 Looking now specifically to FIGS. 1, 2, and 4, the pocket warmer 18 is shown adhered to the outside of the garment 10 by a suitable adhesive 42, such as Spunfab PA1068 made by Dry Adhesive Technologies, Inc. in Cuyahoga Falls, Ohio so that when the players' hands are placed in the pockets, they will be warmed by the heater 18. Adhered to the outside of the conductive fabric 16 by another suitable film 44 is adhered a layer of any suitable protective or insulating fabric 46. The battery pack 36 therefrom is sewn or otherwise connected to the garment 10 adjacent the heater 18.
FIGS. 2 and 6 show a back warmer 20 employing the circuit shown in FIG. 6 with the conductive fabric 16 enclosed in two layers of fabric 48 and sewn or otherwise connected to the inside of the garment 10. The fabrics 48 are so constructed to provide pockets 50 at each end for the battery packs 36.

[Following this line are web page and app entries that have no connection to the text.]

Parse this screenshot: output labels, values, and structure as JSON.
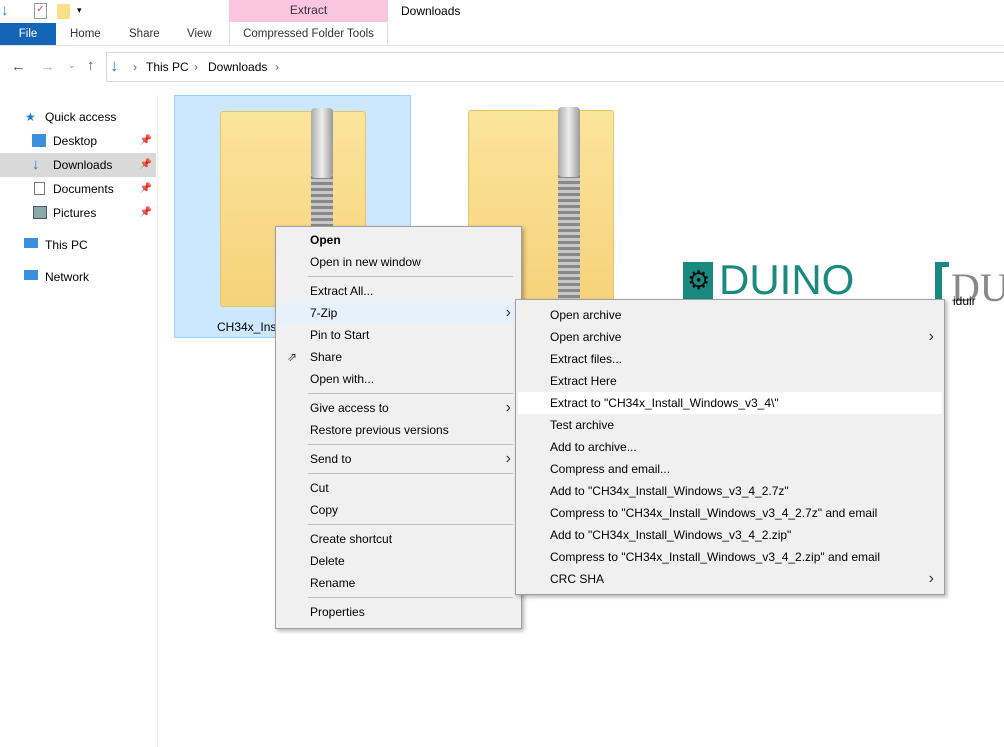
{
  "ribbon": {
    "contextual_tab": "Extract",
    "window_title": "Downloads",
    "tabs": [
      "File",
      "Home",
      "Share",
      "View"
    ],
    "contextual_subtab": "Compressed Folder Tools"
  },
  "address": {
    "crumbs": [
      "This PC",
      "Downloads"
    ]
  },
  "sidebar": {
    "items": [
      {
        "label": "Quick access",
        "icon": "star-icon"
      },
      {
        "label": "Desktop",
        "icon": "desktop-icon",
        "pinned": true
      },
      {
        "label": "Downloads",
        "icon": "download-icon",
        "pinned": true,
        "selected": true
      },
      {
        "label": "Documents",
        "icon": "documents-icon",
        "pinned": true
      },
      {
        "label": "Pictures",
        "icon": "pictures-icon",
        "pinned": true
      },
      {
        "label": "This PC",
        "icon": "computer-icon"
      },
      {
        "label": "Network",
        "icon": "network-icon"
      }
    ]
  },
  "files": [
    {
      "name": "CH34x_Inst",
      "selected": true
    },
    {
      "name": ""
    },
    {
      "name": ""
    },
    {
      "name": "iduir"
    }
  ],
  "context_menu": {
    "items": [
      {
        "label": "Open",
        "bold": true
      },
      {
        "label": "Open in new window"
      },
      {
        "sep": true
      },
      {
        "label": "Extract All..."
      },
      {
        "label": "7-Zip",
        "submenu": true,
        "hover": true
      },
      {
        "label": "Pin to Start"
      },
      {
        "label": "Share",
        "icon": "share-icon"
      },
      {
        "label": "Open with..."
      },
      {
        "sep": true
      },
      {
        "label": "Give access to",
        "submenu": true
      },
      {
        "label": "Restore previous versions"
      },
      {
        "sep": true
      },
      {
        "label": "Send to",
        "submenu": true
      },
      {
        "sep": true
      },
      {
        "label": "Cut"
      },
      {
        "label": "Copy"
      },
      {
        "sep": true
      },
      {
        "label": "Create shortcut"
      },
      {
        "label": "Delete"
      },
      {
        "label": "Rename"
      },
      {
        "sep": true
      },
      {
        "label": "Properties"
      }
    ]
  },
  "zip_menu": {
    "items": [
      {
        "label": "Open archive"
      },
      {
        "label": "Open archive",
        "submenu": true
      },
      {
        "label": "Extract files..."
      },
      {
        "label": "Extract Here"
      },
      {
        "label": "Extract to \"CH34x_Install_Windows_v3_4\\\"",
        "hover": true
      },
      {
        "label": "Test archive"
      },
      {
        "label": "Add to archive..."
      },
      {
        "label": "Compress and email..."
      },
      {
        "label": "Add to \"CH34x_Install_Windows_v3_4_2.7z\""
      },
      {
        "label": "Compress to \"CH34x_Install_Windows_v3_4_2.7z\" and email"
      },
      {
        "label": "Add to \"CH34x_Install_Windows_v3_4_2.zip\""
      },
      {
        "label": "Compress to \"CH34x_Install_Windows_v3_4_2.zip\" and email"
      },
      {
        "label": "CRC SHA",
        "submenu": true
      }
    ]
  },
  "logos": {
    "text1": "DUINO",
    "text2": "DU"
  }
}
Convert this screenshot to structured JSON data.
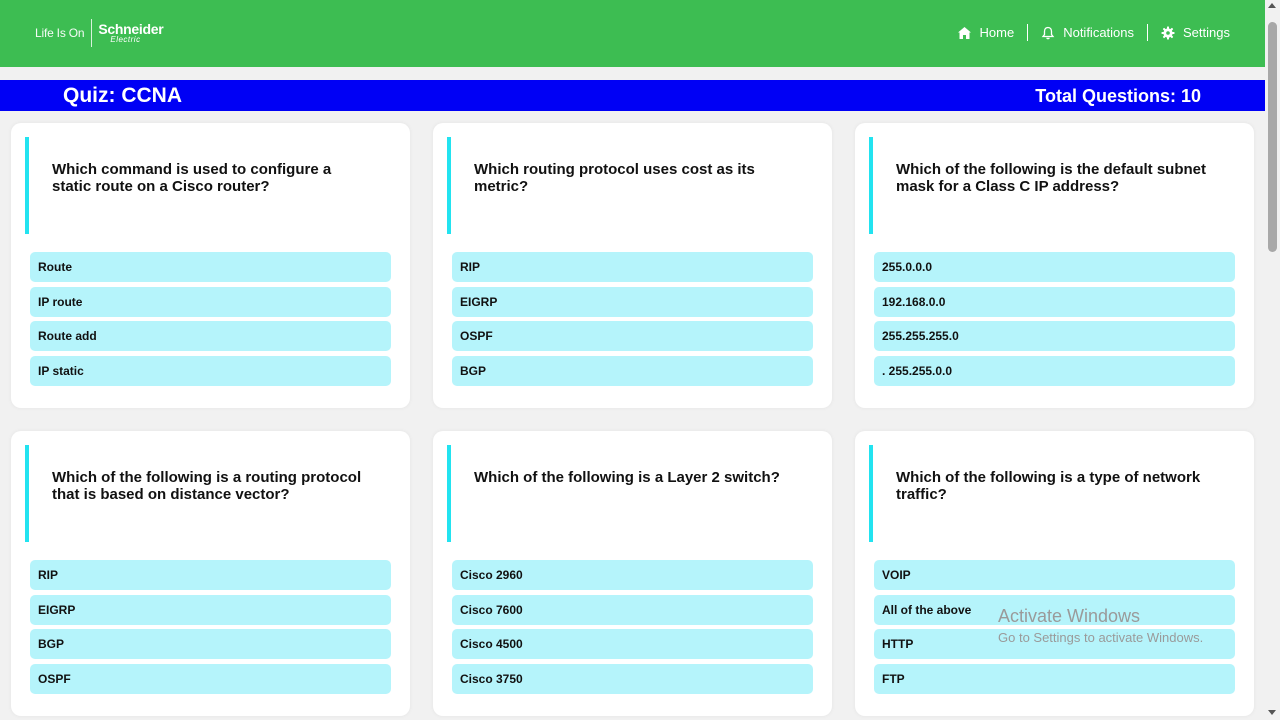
{
  "header": {
    "logo_tagline": "Life Is On",
    "logo_brand": "Schneider",
    "logo_sub": "Electric",
    "nav": [
      {
        "label": "Home",
        "icon": "home-icon"
      },
      {
        "label": "Notifications",
        "icon": "bell-icon"
      },
      {
        "label": "Settings",
        "icon": "gear-icon"
      }
    ],
    "bg_color": "#3dbd52"
  },
  "quiz": {
    "title": "Quiz: CCNA",
    "total": "Total Questions: 10",
    "bar_color": "#0000f5"
  },
  "cards": [
    {
      "question": "Which command is used to configure a static route on a Cisco router?",
      "options": [
        "Route",
        "IP route",
        "Route add",
        "IP static"
      ]
    },
    {
      "question": "Which routing protocol uses cost as its metric?",
      "options": [
        "RIP",
        "EIGRP",
        "OSPF",
        "BGP"
      ]
    },
    {
      "question": "Which of the following is the default subnet mask for a Class C IP address?",
      "options": [
        "255.0.0.0",
        "192.168.0.0",
        "255.255.255.0",
        ". 255.255.0.0"
      ]
    },
    {
      "question": "Which of the following is a routing protocol that is based on distance vector?",
      "options": [
        "RIP",
        "EIGRP",
        "BGP",
        "OSPF"
      ]
    },
    {
      "question": "Which of the following is a Layer 2 switch?",
      "options": [
        "Cisco 2960",
        "Cisco 7600",
        "Cisco 4500",
        "Cisco 3750"
      ]
    },
    {
      "question": "Which of the following is a type of network traffic?",
      "options": [
        "VOIP",
        "All of the above",
        "HTTP",
        "FTP"
      ]
    }
  ],
  "option_color": "#b5f4fb",
  "accent_color": "#22e3f0",
  "watermark": {
    "line1": "Activate Windows",
    "line2": "Go to Settings to activate Windows."
  }
}
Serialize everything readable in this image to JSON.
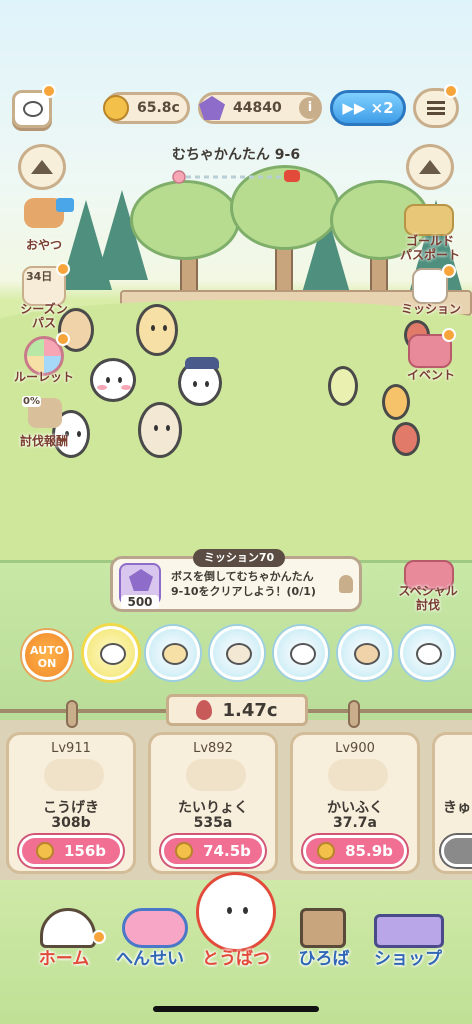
{
  "top_bar": {
    "coins": "65.8c",
    "gems": "44840",
    "info_label": "i",
    "speed_label": "▶▶ ×2"
  },
  "stage": {
    "title": "むちゃかんたん 9-6"
  },
  "left_menu": {
    "snack": "おやつ",
    "season_days": "34日",
    "season_line1": "シーズン",
    "season_line2": "パス",
    "roulette": "ルーレット",
    "reward_pct": "0%",
    "reward": "討伐報酬"
  },
  "right_menu": {
    "gold_line1": "ゴールド",
    "gold_line2": "パスポート",
    "mission": "ミッション",
    "event": "イベント",
    "special_line1": "スペシャル",
    "special_line2": "討伐"
  },
  "mission": {
    "tag": "ミッション70",
    "reward_count": "500",
    "line1": "ボスを倒してむちゃかんたん",
    "line2": "9-10をクリアしよう！(0/1)"
  },
  "auto": {
    "line1": "AUTO",
    "line2": "ON"
  },
  "total_power": "1.47c",
  "upgrades": [
    {
      "level": "Lv911",
      "name": "こうげき",
      "value": "308b",
      "cost": "156b"
    },
    {
      "level": "Lv892",
      "name": "たいりょく",
      "value": "535a",
      "cost": "74.5b"
    },
    {
      "level": "Lv900",
      "name": "かいふく",
      "value": "37.7a",
      "cost": "85.9b"
    },
    {
      "level": "",
      "name": "きゅ",
      "value": "",
      "cost": ""
    }
  ],
  "nav": {
    "home": "ホーム",
    "formation": "へんせい",
    "battle": "とうばつ",
    "plaza": "ひろば",
    "shop": "ショップ"
  },
  "colors": {
    "accent_pink": "#f06f92",
    "accent_blue": "#2f66b5",
    "accent_red": "#e24a3a"
  }
}
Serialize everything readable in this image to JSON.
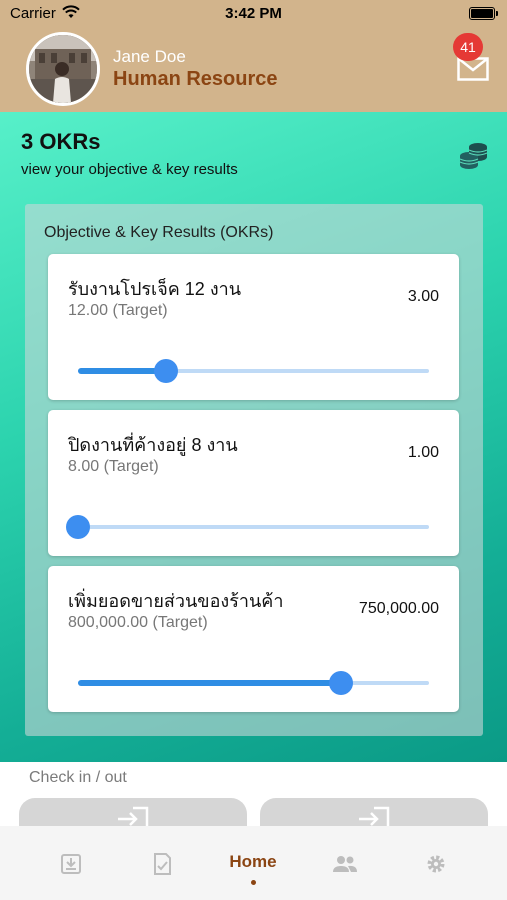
{
  "status_bar": {
    "carrier": "Carrier",
    "time": "3:42 PM"
  },
  "header": {
    "user_name": "Jane Doe",
    "role": "Human Resource",
    "mail_badge": "41"
  },
  "summary": {
    "count": "3 OKRs",
    "subtitle": "view your objective & key results"
  },
  "okr_panel": {
    "title": "Objective & Key Results (OKRs)",
    "items": [
      {
        "title": "รับงานโปรเจ็ค 12 งาน",
        "target": "12.00 (Target)",
        "value": "3.00",
        "progress": 0.25
      },
      {
        "title": "ปิดงานที่ค้างอยู่ 8 งาน",
        "target": "8.00 (Target)",
        "value": "1.00",
        "progress": 0.0
      },
      {
        "title": "เพิ่มยอดขายส่วนของร้านค้า",
        "target": "800,000.00 (Target)",
        "value": "750,000.00",
        "progress": 0.75
      }
    ]
  },
  "checkin": {
    "title": "Check in / out"
  },
  "tabbar": {
    "active_label": "Home"
  },
  "colors": {
    "header_bg": "#d2b48c",
    "accent": "#8b4513",
    "slider": "#2f8de4",
    "badge": "#e53935"
  },
  "icons": [
    "wifi-icon",
    "battery-icon",
    "mail-icon",
    "coins-icon",
    "login-icon",
    "download-tab-icon",
    "checklist-tab-icon",
    "people-tab-icon",
    "gear-tab-icon"
  ]
}
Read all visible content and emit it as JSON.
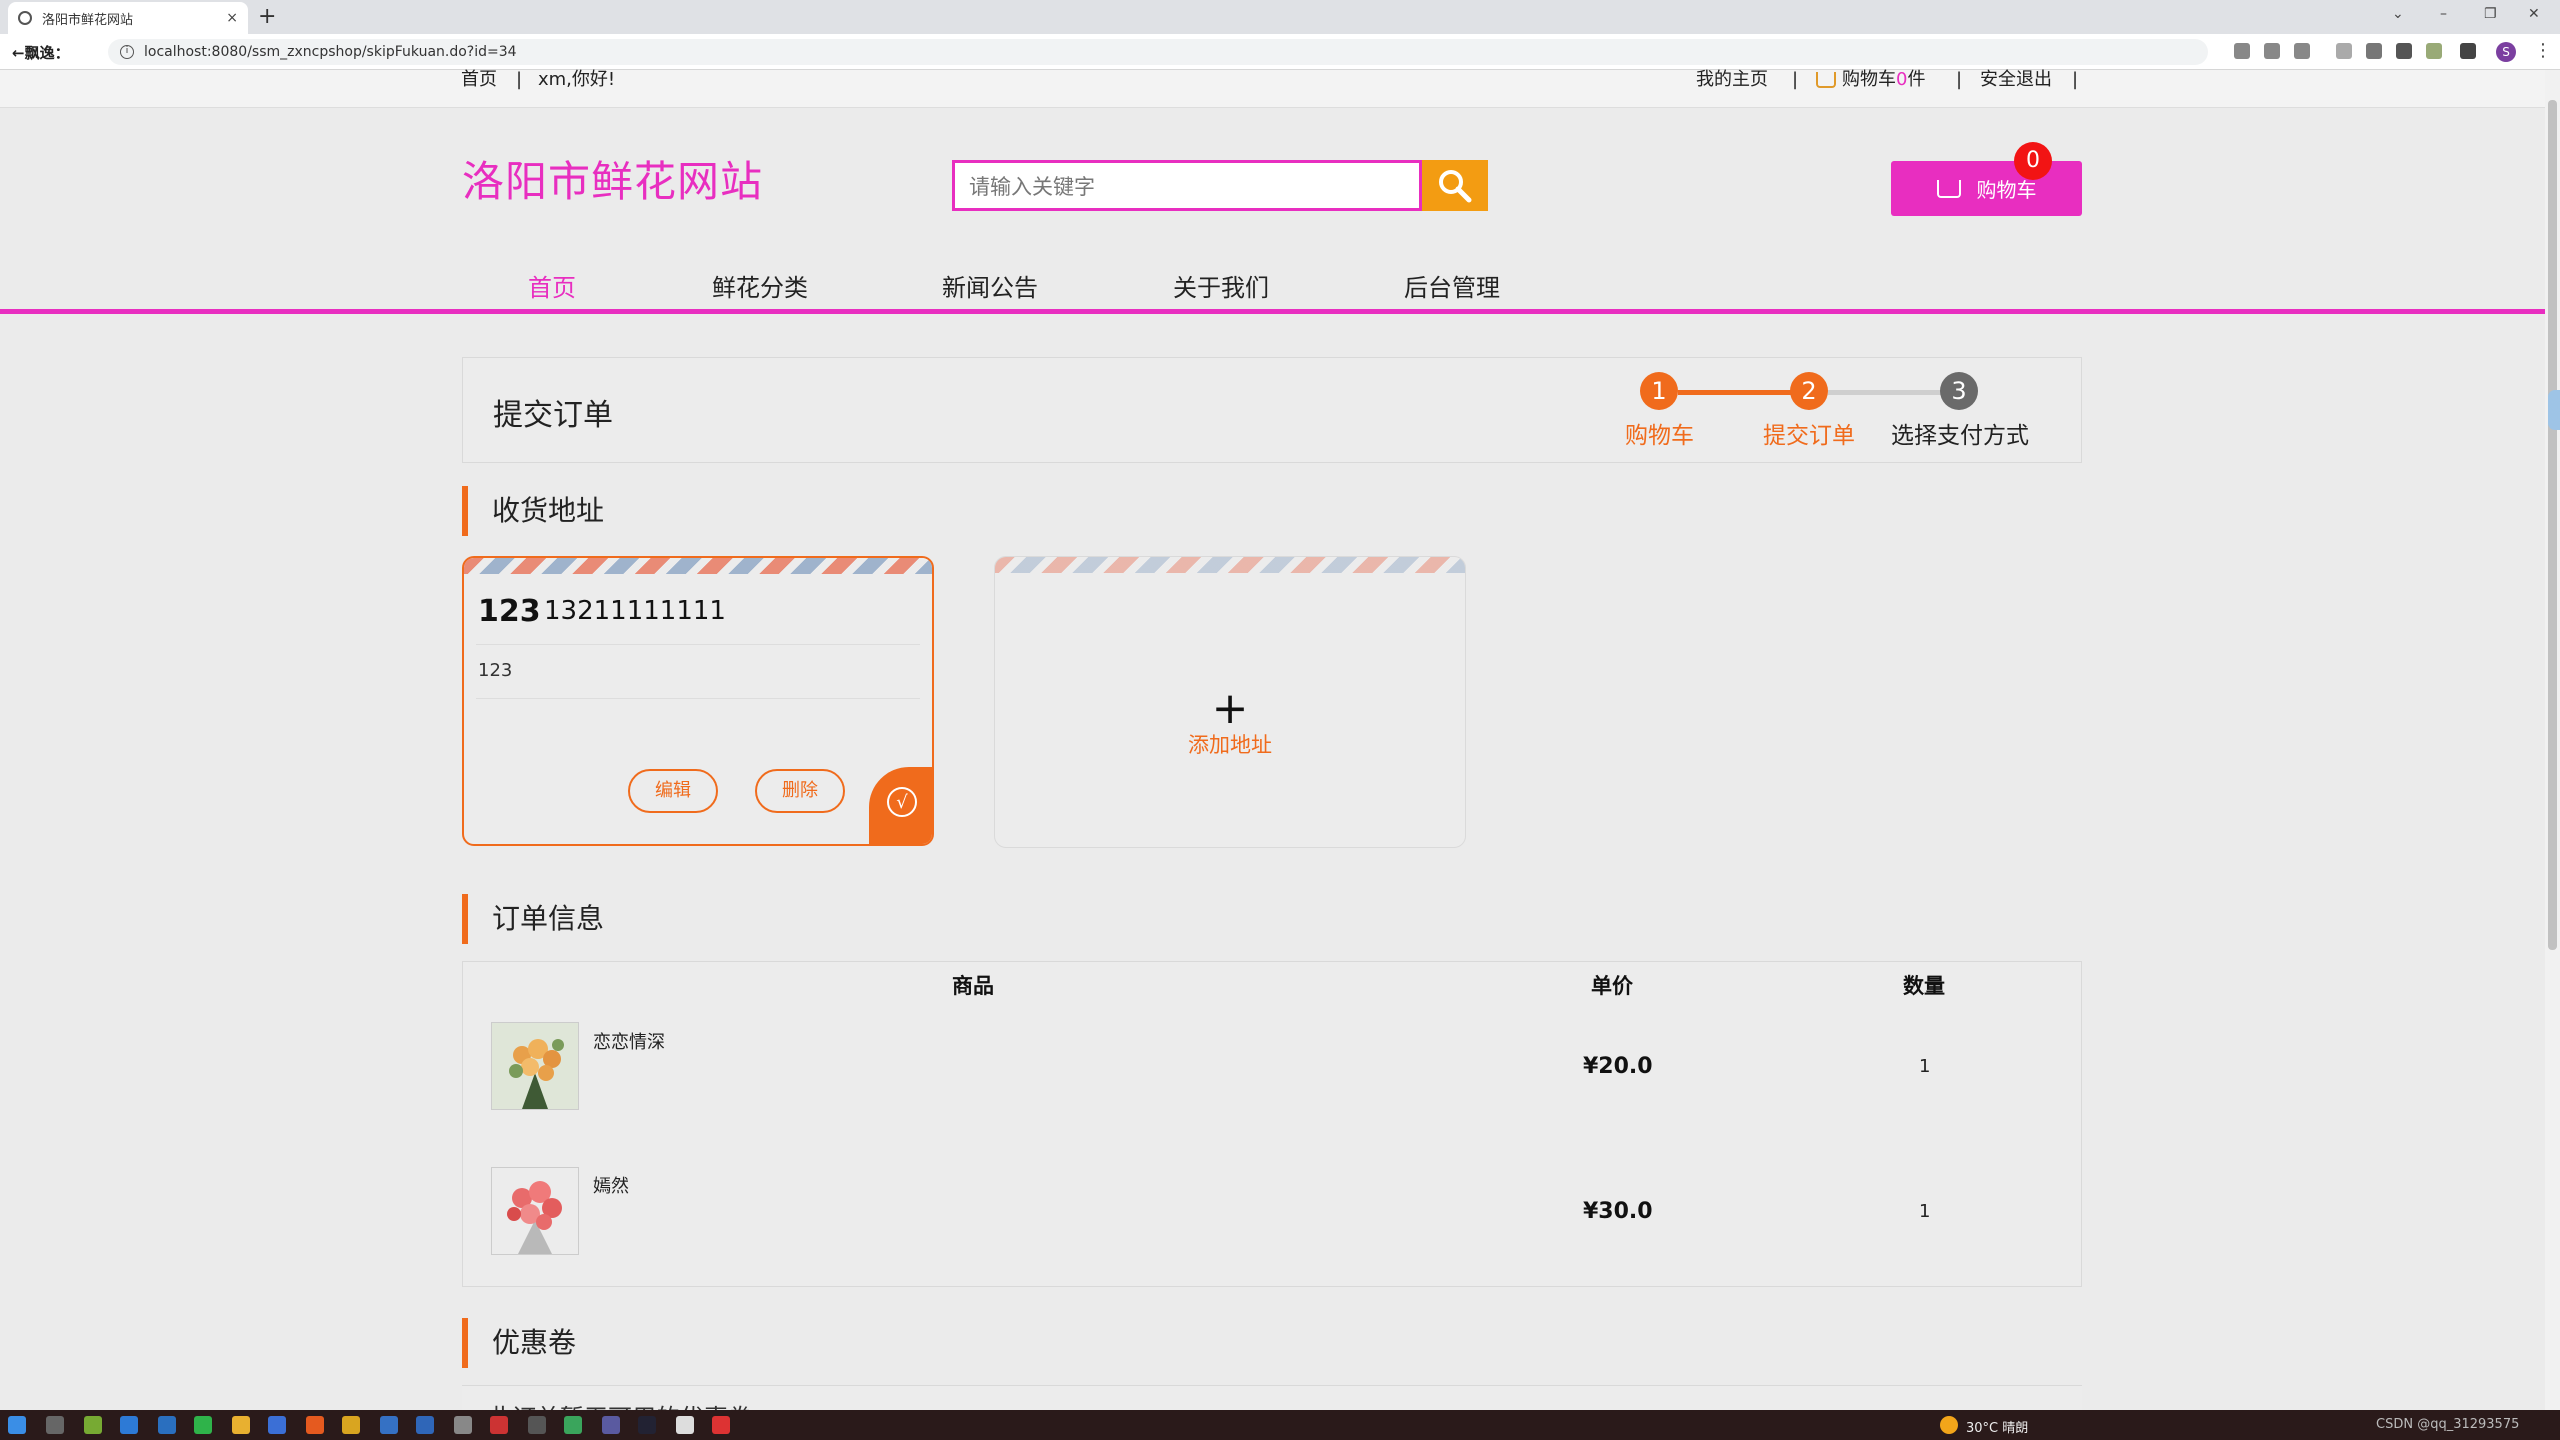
{
  "browser": {
    "tab_title": "洛阳市鲜花网站",
    "tab_close": "×",
    "new_tab": "+",
    "back_label": "←飘逸：",
    "url": "localhost:8080/ssm_zxncpshop/skipFukuan.do?id=34",
    "menu": "⋮",
    "profile_initial": "S"
  },
  "topbar": {
    "home": "首页",
    "sep": "|",
    "greeting": "xm,你好!",
    "my_home": "我的主页",
    "cart_prefix": "购物车",
    "cart_count": "0",
    "cart_suffix": "件",
    "logout": "安全退出"
  },
  "header": {
    "logo": "洛阳市鲜花网站",
    "search_placeholder": "请输入关键字",
    "cart_button": "购物车",
    "cart_badge": "0"
  },
  "mainnav": [
    "首页",
    "鲜花分类",
    "新闻公告",
    "关于我们",
    "后台管理"
  ],
  "steps": {
    "title": "提交订单",
    "items": [
      {
        "num": "1",
        "label": "购物车"
      },
      {
        "num": "2",
        "label": "提交订单"
      },
      {
        "num": "3",
        "label": "选择支付方式"
      }
    ]
  },
  "address": {
    "section_title": "收货地址",
    "name": "123",
    "phone": "13211111111",
    "detail": "123",
    "edit": "编辑",
    "delete": "删除",
    "check": "√",
    "add_plus": "+",
    "add_label": "添加地址"
  },
  "order": {
    "section_title": "订单信息",
    "headers": {
      "product": "商品",
      "price": "单价",
      "qty": "数量"
    },
    "rows": [
      {
        "name": "恋恋情深",
        "price": "¥20.0",
        "qty": "1"
      },
      {
        "name": "嫣然",
        "price": "¥30.0",
        "qty": "1"
      }
    ]
  },
  "coupon": {
    "section_title": "优惠卷",
    "peek_text": "此订单暂无可用的优惠卷"
  },
  "taskbar": {
    "weather": "30°C 晴朗",
    "watermark": "CSDN @qq_31293575"
  },
  "colors": {
    "brand": "#e82ec0",
    "accent": "#f06b1c",
    "search_btn": "#f39c12",
    "badge": "#f21414"
  }
}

 Since the batteries present a limitation on the size and output of the heaters, fabric heaters are preferred to traditional resistive-wire heaters. Whereas wire heaters require thick electrical insulation for safety and padding for comfort, fabric heaters can be put in almost direct contact with the user. Also, fabric heaters have a finer distribution of heating elements (i.e., the conductive yarns) and heat more evenly. Therefore, a fabric heater will heat more efficiently and require less power for the same effect. This reduces the battery weight, or, alternatively, allows more area to be heated for the same weight. Fabric heaters are also lighter and more flexible.
 While our invention has been shown and described with reference to particular embodiments thereof, those skilled in the art will understand that other variations in form and detail may be made without departing from the scope and spirit of our invention.